Data records for software interfaces:
# # # # # # #

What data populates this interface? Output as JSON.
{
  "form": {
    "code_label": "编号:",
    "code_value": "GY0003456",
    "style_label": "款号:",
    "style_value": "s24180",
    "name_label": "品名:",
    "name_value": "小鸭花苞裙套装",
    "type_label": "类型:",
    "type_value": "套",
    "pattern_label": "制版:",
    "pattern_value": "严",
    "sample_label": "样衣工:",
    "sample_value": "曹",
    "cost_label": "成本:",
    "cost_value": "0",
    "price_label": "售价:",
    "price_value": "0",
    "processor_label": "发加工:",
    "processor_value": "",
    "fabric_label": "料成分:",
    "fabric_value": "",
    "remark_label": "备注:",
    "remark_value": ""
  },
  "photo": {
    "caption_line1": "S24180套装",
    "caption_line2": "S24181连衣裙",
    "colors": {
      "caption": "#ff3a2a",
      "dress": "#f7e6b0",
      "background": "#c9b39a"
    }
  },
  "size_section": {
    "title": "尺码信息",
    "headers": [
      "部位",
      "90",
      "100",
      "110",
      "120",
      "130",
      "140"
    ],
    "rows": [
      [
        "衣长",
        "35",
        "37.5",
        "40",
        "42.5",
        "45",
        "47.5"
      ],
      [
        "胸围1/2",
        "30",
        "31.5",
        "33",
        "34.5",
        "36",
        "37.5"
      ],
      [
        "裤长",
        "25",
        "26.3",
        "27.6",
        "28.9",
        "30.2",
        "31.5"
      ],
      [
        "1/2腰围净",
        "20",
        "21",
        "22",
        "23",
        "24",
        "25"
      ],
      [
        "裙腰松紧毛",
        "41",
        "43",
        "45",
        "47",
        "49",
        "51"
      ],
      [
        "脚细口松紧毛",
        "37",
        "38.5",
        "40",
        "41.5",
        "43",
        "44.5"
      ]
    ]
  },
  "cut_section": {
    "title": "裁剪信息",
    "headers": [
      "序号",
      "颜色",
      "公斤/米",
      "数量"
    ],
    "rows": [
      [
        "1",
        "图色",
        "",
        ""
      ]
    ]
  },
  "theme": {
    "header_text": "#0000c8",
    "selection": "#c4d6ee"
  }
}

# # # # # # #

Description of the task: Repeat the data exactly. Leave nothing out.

Answer to this problem:
What data populates this interface? Output as JSON.
{
  "form": {
    "code_label": "编号:",
    "code_value": "GY0003456",
    "style_label": "款号:",
    "style_value": "s24180",
    "name_label": "品名:",
    "name_value": "小鸭花苞裙套装",
    "type_label": "类型:",
    "type_value": "套",
    "pattern_label": "制版:",
    "pattern_value": "严",
    "sample_label": "样衣工:",
    "sample_value": "曹",
    "cost_label": "成本:",
    "cost_value": "0",
    "price_label": "售价:",
    "price_value": "0",
    "processor_label": "发加工:",
    "processor_value": "",
    "fabric_label": "料成分:",
    "fabric_value": "",
    "remark_label": "备注:",
    "remark_value": ""
  },
  "photo": {
    "caption_line1": "S24180套装",
    "caption_line2": "S24181连衣裙",
    "colors": {
      "caption": "#ff3a2a",
      "dress": "#f7e6b0",
      "background": "#c9b39a"
    }
  },
  "size_section": {
    "title": "尺码信息",
    "headers": [
      "部位",
      "90",
      "100",
      "110",
      "120",
      "130",
      "140"
    ],
    "rows": [
      [
        "衣长",
        "35",
        "37.5",
        "40",
        "42.5",
        "45",
        "47.5"
      ],
      [
        "胸围1/2",
        "30",
        "31.5",
        "33",
        "34.5",
        "36",
        "37.5"
      ],
      [
        "裤长",
        "25",
        "26.3",
        "27.6",
        "28.9",
        "30.2",
        "31.5"
      ],
      [
        "1/2腰围净",
        "20",
        "21",
        "22",
        "23",
        "24",
        "25"
      ],
      [
        "裙腰松紧毛",
        "41",
        "43",
        "45",
        "47",
        "49",
        "51"
      ],
      [
        "脚细口松紧毛",
        "37",
        "38.5",
        "40",
        "41.5",
        "43",
        "44.5"
      ]
    ]
  },
  "cut_section": {
    "title": "裁剪信息",
    "headers": [
      "序号",
      "颜色",
      "公斤/米",
      "数量"
    ],
    "rows": [
      [
        "1",
        "图色",
        "",
        ""
      ]
    ]
  },
  "theme": {
    "header_text": "#0000c8",
    "selection": "#c4d6ee"
  }
}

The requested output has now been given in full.